Frequently Asked Questions
Given the complexity of laptop batteries and their charging protocols, you might still have questions. Here, we answer some frequently asked queries to give you a 360-degree understanding of this topic.
Q1: Can I Use My Laptop While It's Charging?
Answer: Yes, you can. However, it's generally better for the battery’s health to avoid heavy tasks that might cause overheating.
Q2: What If My Laptop Gets Hot While Charging?
Answer: A slight increase in temperature is normal. If it becomes uncomfortably hot, unplug the charger and check for airflow obstructions or consult your manufacturer.
Q3: How Long Should I Charge My New Battery?
Answer: This depends on the type of battery you have. For most modern Lithium-ion batteries, an initial charge up to about 60% should suffice.
Q4: Is It Bad to Leave My Laptop Plugged in All the Time?
Answer: Continually keeping your laptop plugged in can diminish the long-term health of the battery. Most modern laptops are designed to manage this, but it's still advisable to unplug when fully charged.
Q5: Can I Replace the Battery Myself?
Answer: While it's possible, replacing a laptop battery should preferably be done by a professional or under professional guidance, especially if the battery is internally mounted.

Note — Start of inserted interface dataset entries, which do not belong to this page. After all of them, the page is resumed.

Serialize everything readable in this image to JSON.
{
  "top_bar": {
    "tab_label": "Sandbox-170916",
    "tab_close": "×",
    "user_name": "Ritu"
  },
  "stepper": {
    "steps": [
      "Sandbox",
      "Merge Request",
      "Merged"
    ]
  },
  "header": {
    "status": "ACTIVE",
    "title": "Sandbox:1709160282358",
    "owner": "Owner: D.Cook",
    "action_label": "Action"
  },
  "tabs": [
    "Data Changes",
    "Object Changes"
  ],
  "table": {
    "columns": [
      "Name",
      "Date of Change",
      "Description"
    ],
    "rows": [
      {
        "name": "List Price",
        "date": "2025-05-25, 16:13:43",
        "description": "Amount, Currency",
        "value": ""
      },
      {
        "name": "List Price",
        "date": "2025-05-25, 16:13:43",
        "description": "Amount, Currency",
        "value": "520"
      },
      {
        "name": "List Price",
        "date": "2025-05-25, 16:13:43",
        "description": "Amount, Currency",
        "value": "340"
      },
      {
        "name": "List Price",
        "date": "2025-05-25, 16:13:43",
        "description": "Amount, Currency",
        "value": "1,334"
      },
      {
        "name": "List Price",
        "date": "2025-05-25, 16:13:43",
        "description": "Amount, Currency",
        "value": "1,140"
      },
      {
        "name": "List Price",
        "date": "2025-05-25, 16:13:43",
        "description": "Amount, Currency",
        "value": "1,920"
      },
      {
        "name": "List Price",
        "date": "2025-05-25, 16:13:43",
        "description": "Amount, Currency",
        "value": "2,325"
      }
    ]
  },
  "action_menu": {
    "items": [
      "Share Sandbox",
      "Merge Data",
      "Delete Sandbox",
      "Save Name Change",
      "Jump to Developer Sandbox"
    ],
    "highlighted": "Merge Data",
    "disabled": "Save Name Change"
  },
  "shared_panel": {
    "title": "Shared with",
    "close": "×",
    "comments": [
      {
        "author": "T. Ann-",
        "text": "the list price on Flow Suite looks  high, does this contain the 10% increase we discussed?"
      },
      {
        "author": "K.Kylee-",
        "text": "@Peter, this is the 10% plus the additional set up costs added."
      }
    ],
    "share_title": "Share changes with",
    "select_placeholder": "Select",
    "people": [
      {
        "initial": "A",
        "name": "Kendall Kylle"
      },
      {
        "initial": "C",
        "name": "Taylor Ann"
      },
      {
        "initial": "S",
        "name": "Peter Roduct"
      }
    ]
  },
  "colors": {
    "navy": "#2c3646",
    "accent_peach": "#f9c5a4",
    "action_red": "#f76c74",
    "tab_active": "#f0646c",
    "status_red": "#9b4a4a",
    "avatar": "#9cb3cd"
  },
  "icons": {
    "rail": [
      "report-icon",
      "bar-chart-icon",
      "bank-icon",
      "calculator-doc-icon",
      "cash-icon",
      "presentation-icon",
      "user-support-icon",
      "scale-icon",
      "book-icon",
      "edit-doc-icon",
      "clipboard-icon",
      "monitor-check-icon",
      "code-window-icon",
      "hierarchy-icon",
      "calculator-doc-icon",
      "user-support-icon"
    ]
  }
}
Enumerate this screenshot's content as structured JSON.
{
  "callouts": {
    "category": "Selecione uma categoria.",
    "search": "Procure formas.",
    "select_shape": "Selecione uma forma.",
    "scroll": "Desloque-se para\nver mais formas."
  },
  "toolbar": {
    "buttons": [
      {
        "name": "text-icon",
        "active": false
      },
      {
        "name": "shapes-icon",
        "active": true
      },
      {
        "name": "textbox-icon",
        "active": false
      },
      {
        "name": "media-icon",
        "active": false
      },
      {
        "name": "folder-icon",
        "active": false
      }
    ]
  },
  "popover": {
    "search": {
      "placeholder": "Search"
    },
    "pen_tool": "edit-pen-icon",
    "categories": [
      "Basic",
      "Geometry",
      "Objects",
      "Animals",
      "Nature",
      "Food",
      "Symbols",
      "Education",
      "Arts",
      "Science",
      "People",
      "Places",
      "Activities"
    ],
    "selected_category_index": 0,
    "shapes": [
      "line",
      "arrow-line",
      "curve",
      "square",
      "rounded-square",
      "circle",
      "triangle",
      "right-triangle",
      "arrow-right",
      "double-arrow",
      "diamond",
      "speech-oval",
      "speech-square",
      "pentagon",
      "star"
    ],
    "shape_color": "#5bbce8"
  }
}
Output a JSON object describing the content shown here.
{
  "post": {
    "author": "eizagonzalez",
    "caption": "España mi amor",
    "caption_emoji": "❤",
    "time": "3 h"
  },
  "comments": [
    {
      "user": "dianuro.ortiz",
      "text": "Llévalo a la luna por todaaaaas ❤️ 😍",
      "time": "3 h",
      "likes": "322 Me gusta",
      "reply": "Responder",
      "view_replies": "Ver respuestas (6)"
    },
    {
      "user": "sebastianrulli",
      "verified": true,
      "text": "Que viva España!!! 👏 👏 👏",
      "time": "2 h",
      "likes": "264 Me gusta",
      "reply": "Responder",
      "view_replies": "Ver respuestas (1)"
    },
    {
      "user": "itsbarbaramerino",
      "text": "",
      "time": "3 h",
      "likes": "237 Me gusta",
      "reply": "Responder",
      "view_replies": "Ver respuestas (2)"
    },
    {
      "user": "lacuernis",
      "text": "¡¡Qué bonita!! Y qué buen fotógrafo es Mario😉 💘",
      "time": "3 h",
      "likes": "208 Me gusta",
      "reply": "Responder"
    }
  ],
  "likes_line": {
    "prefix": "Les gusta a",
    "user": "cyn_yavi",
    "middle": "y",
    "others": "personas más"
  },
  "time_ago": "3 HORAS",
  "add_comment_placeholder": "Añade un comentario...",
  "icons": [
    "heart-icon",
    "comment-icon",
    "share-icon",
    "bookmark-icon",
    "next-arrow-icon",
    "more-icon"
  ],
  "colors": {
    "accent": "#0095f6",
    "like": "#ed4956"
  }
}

By addressing these FAQs, this article offers a well-rounded understanding of how to properly charge a replacement laptop battery for the first time.
Conclusion and Final RecommendationsCongratulations, you're now equipped with the knowledge you need to charge your new laptop battery the right way. Proper initial charging will extend your battery's lifespan, save you money in the long run, and ensure you get the most out of your device.
Identify Your Battery Type: Knowing whether you have a NiCd, NiMH, Li-ion, or LiPo battery will guide you on the proper charging technique.
- Follow Initial Charging Guidelines: Adhering to the specific initial charging steps for your battery type is crucial for optimal performance.
- Debunk the Myths: Being aware of common misconceptions can help you avoid pitfalls.
- Safety First: Always follow safety guidelines to protect not just your battery but also your device and yourself.
Remember, your laptop is an investment, and how you treat its battery can have a significant impact on its longevity and performance. Make that first charge count!